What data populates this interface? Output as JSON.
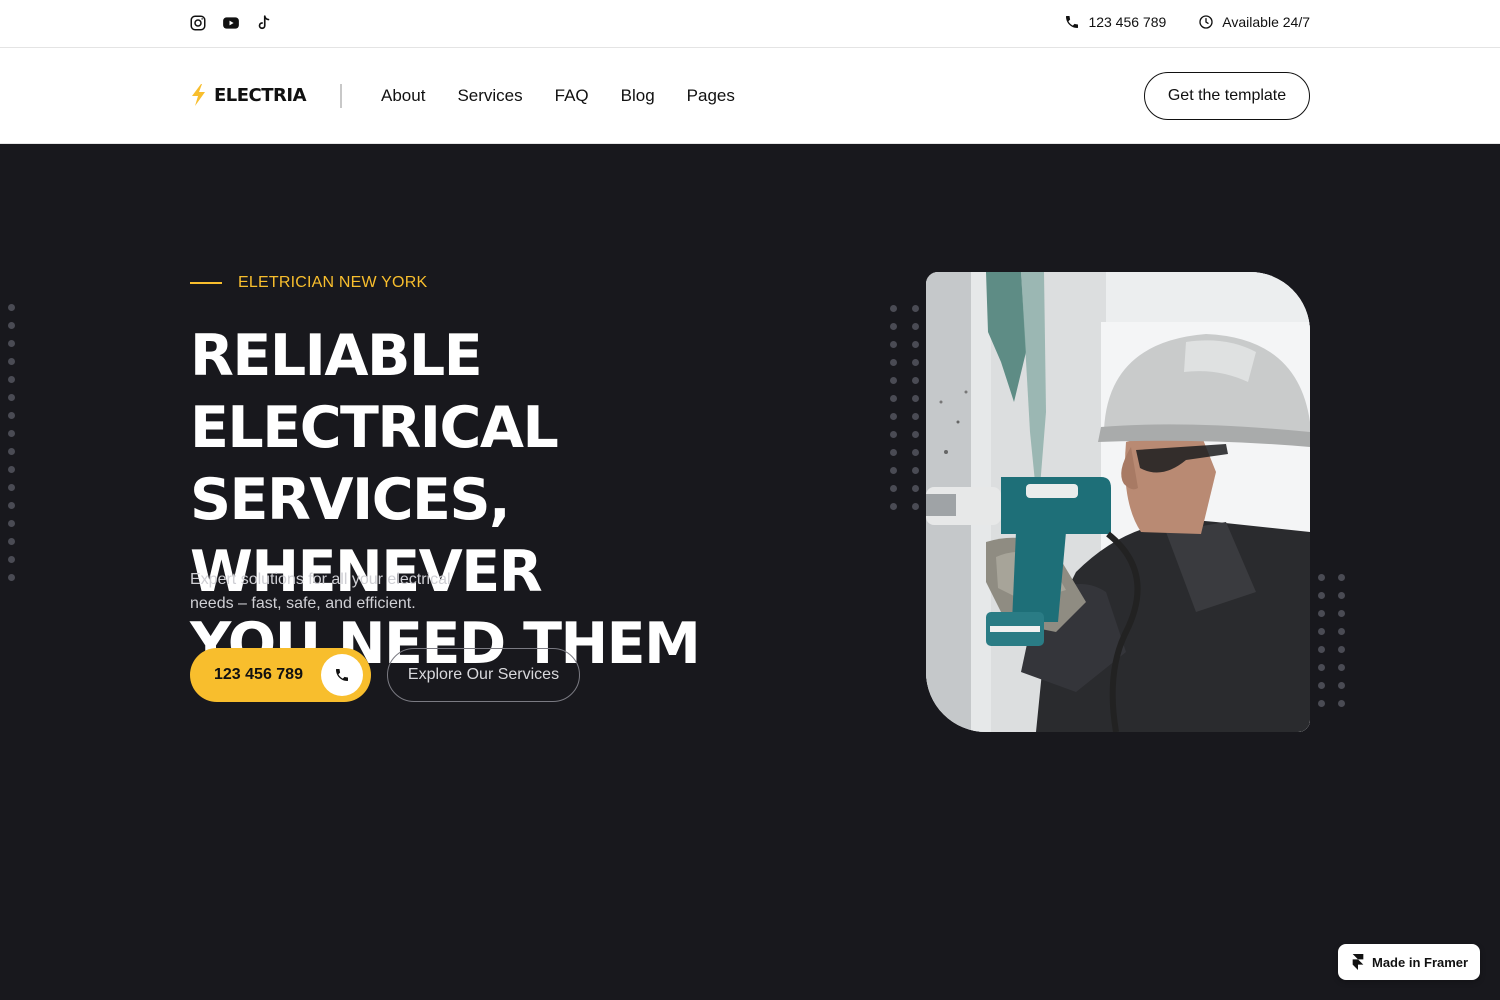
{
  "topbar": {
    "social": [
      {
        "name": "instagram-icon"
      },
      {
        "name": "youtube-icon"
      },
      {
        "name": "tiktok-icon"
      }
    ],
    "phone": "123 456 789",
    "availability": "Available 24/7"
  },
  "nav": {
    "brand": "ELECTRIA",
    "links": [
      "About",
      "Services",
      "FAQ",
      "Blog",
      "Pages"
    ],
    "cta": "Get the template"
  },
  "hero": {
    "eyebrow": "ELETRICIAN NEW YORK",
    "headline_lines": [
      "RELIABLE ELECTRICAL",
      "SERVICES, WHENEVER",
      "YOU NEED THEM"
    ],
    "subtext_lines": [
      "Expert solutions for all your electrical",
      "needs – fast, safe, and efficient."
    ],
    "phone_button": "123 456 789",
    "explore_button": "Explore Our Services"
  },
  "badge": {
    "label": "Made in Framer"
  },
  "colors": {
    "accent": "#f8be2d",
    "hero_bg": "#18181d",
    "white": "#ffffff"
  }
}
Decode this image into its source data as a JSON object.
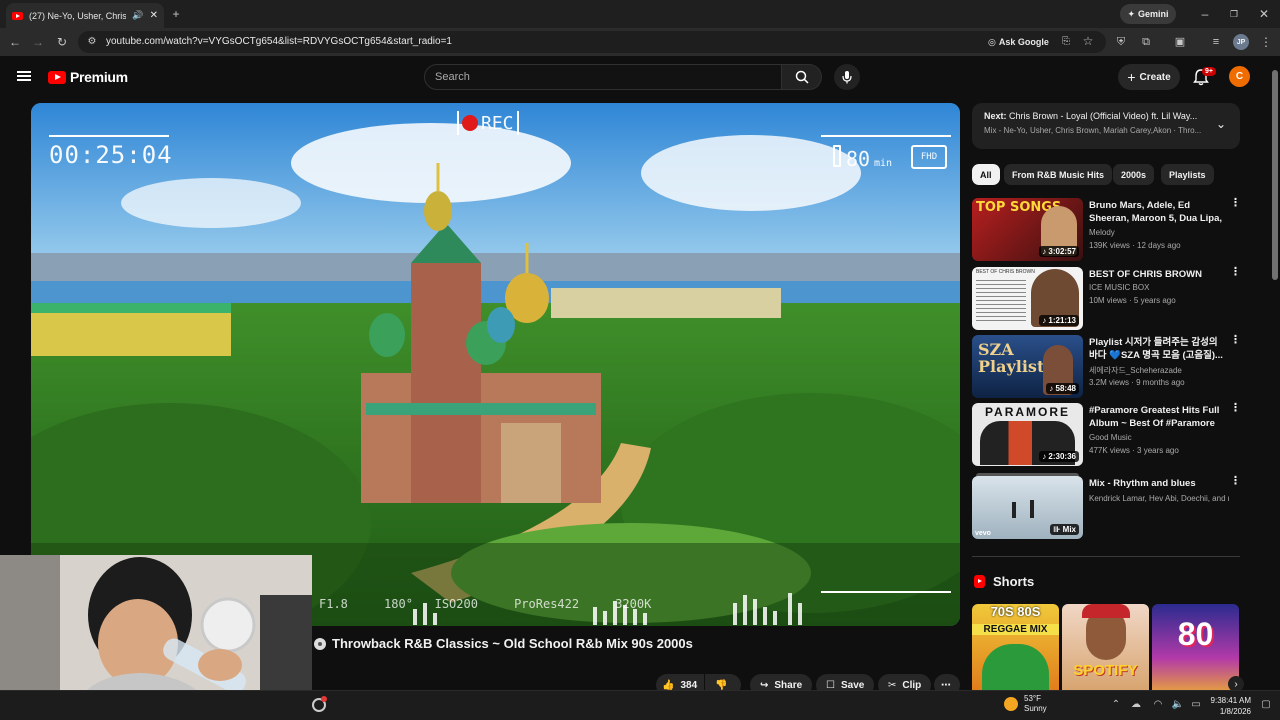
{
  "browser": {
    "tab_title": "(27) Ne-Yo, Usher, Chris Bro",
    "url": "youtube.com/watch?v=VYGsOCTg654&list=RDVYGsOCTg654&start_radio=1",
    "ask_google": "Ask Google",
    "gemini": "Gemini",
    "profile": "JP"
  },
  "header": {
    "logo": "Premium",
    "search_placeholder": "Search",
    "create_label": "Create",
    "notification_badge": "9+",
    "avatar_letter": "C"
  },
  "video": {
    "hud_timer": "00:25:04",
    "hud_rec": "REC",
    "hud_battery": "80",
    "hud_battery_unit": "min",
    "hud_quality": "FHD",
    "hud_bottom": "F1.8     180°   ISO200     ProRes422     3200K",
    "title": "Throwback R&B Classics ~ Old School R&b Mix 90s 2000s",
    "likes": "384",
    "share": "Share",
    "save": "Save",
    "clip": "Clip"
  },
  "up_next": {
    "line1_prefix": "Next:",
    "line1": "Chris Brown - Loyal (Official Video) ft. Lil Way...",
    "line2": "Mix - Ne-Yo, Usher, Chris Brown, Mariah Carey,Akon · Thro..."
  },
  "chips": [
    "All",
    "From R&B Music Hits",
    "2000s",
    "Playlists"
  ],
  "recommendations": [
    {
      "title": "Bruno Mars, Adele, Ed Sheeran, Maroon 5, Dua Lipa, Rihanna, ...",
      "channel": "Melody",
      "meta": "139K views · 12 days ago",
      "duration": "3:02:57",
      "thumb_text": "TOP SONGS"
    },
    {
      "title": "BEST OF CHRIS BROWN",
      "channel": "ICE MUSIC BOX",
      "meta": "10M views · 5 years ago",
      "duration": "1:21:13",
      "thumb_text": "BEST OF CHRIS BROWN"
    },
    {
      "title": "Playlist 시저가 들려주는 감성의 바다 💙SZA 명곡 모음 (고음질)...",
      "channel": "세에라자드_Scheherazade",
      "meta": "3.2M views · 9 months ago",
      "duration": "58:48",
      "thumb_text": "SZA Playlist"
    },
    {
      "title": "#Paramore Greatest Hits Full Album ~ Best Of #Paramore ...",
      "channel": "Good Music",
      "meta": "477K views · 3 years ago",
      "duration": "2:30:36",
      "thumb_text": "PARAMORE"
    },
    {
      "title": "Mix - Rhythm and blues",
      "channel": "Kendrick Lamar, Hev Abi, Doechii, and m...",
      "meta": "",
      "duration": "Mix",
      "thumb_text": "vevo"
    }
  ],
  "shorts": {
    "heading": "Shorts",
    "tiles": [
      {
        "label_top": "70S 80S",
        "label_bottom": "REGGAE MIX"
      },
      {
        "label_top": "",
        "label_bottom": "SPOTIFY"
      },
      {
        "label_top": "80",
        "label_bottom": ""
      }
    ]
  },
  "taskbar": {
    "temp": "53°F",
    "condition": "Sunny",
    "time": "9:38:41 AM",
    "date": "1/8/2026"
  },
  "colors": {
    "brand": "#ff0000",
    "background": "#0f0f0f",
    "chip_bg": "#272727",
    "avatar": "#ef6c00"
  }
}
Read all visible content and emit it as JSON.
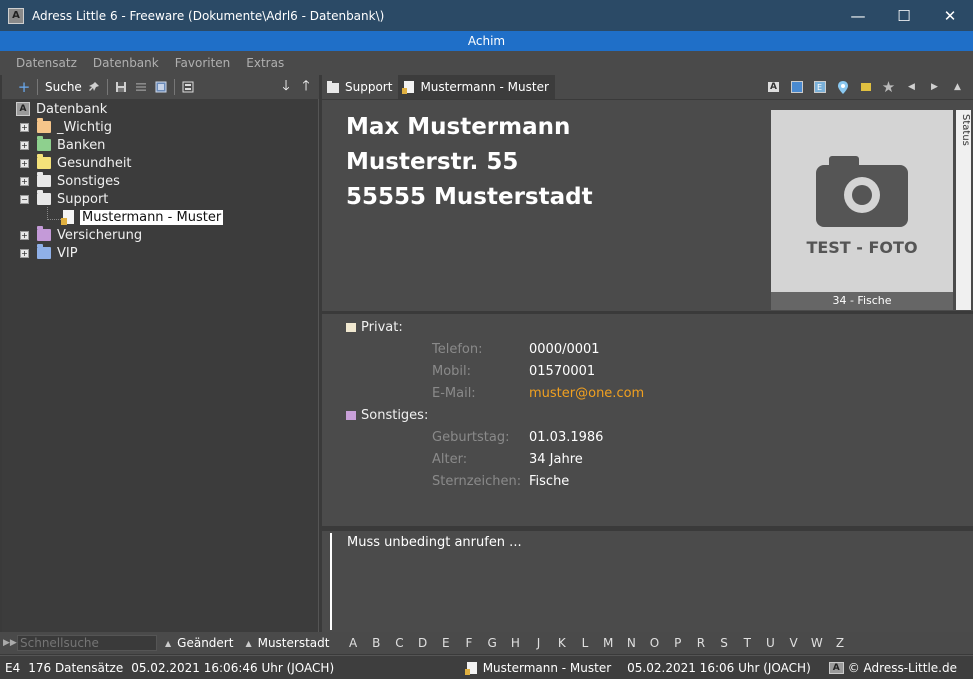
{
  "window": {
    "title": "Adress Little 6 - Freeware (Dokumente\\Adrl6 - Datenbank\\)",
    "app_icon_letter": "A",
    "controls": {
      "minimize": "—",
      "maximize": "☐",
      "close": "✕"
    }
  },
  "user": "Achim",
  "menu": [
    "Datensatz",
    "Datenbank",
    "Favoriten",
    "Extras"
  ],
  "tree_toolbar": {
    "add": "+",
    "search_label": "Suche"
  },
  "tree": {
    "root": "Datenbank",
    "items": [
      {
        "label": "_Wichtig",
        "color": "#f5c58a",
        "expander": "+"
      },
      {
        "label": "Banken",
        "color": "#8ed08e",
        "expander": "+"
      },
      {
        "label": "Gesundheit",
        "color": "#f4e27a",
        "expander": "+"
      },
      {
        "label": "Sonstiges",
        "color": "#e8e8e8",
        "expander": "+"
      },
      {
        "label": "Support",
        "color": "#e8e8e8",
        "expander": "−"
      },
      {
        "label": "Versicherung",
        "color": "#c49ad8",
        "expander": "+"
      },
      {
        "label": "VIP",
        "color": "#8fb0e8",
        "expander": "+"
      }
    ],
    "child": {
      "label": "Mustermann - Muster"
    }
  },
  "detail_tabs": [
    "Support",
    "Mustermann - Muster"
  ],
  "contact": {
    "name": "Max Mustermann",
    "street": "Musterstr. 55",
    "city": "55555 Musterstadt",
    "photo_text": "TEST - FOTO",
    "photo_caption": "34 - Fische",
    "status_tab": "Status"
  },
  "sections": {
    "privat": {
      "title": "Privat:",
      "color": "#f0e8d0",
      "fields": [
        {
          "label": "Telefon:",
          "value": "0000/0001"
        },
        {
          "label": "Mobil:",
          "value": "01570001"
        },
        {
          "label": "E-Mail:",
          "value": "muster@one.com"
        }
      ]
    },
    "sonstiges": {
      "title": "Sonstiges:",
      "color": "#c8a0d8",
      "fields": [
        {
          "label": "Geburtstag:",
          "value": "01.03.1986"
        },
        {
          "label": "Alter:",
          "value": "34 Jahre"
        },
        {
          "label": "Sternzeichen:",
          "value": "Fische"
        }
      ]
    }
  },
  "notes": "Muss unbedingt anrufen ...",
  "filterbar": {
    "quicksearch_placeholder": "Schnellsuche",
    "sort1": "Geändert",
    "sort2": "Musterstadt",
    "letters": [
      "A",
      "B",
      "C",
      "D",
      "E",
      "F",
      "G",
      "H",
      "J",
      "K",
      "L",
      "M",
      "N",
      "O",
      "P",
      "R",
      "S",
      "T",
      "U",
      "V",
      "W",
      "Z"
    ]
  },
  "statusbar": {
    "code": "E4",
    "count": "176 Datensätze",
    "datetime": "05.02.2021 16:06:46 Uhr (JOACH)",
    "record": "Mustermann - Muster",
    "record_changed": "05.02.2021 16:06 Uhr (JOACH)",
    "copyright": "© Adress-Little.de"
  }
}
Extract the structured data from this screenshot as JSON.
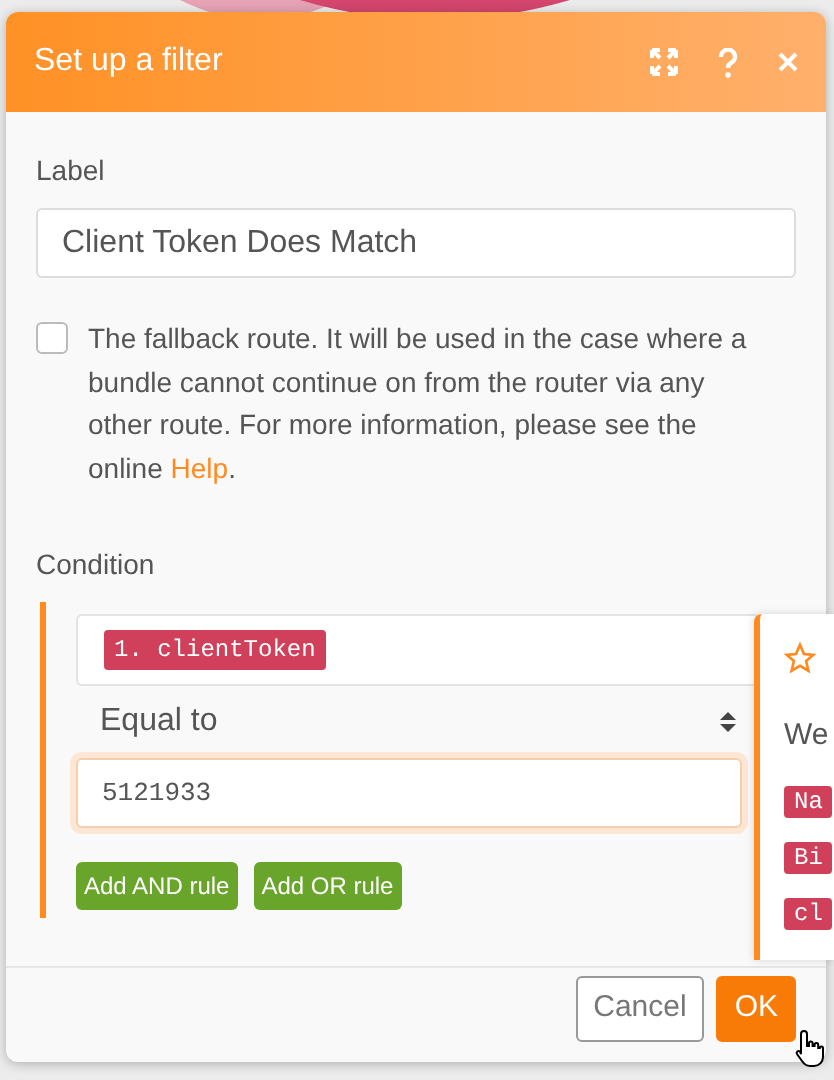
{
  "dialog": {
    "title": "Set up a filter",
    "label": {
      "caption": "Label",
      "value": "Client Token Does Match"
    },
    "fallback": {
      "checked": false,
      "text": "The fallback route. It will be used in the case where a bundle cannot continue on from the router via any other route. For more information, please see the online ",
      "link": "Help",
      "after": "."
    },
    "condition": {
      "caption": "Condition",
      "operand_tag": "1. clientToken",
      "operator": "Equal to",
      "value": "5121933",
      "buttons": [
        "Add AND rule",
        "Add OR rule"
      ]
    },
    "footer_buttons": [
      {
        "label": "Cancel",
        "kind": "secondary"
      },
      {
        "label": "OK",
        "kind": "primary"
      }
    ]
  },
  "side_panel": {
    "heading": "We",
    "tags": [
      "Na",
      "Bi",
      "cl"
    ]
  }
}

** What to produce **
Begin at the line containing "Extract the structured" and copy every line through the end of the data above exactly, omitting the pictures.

** Answer for the task **
Extract the structured data from this screenshot as JSON.
{
  "dialog": {
    "title": "Set up a filter",
    "label": {
      "caption": "Label",
      "value": "Client Token Does Match"
    },
    "fallback": {
      "checked": false,
      "text": "The fallback route. It will be used in the case where a bundle cannot continue on from the router via any other route. For more information, please see the online ",
      "link": "Help",
      "after": "."
    },
    "condition": {
      "caption": "Condition",
      "operand_tag": "1. clientToken",
      "operator": "Equal to",
      "value": "5121933",
      "buttons": [
        "Add AND rule",
        "Add OR rule"
      ]
    },
    "footer_buttons": [
      {
        "label": "Cancel",
        "kind": "secondary"
      },
      {
        "label": "OK",
        "kind": "primary"
      }
    ]
  },
  "side_panel": {
    "heading": "We",
    "tags": [
      "Na",
      "Bi",
      "cl"
    ]
  }
}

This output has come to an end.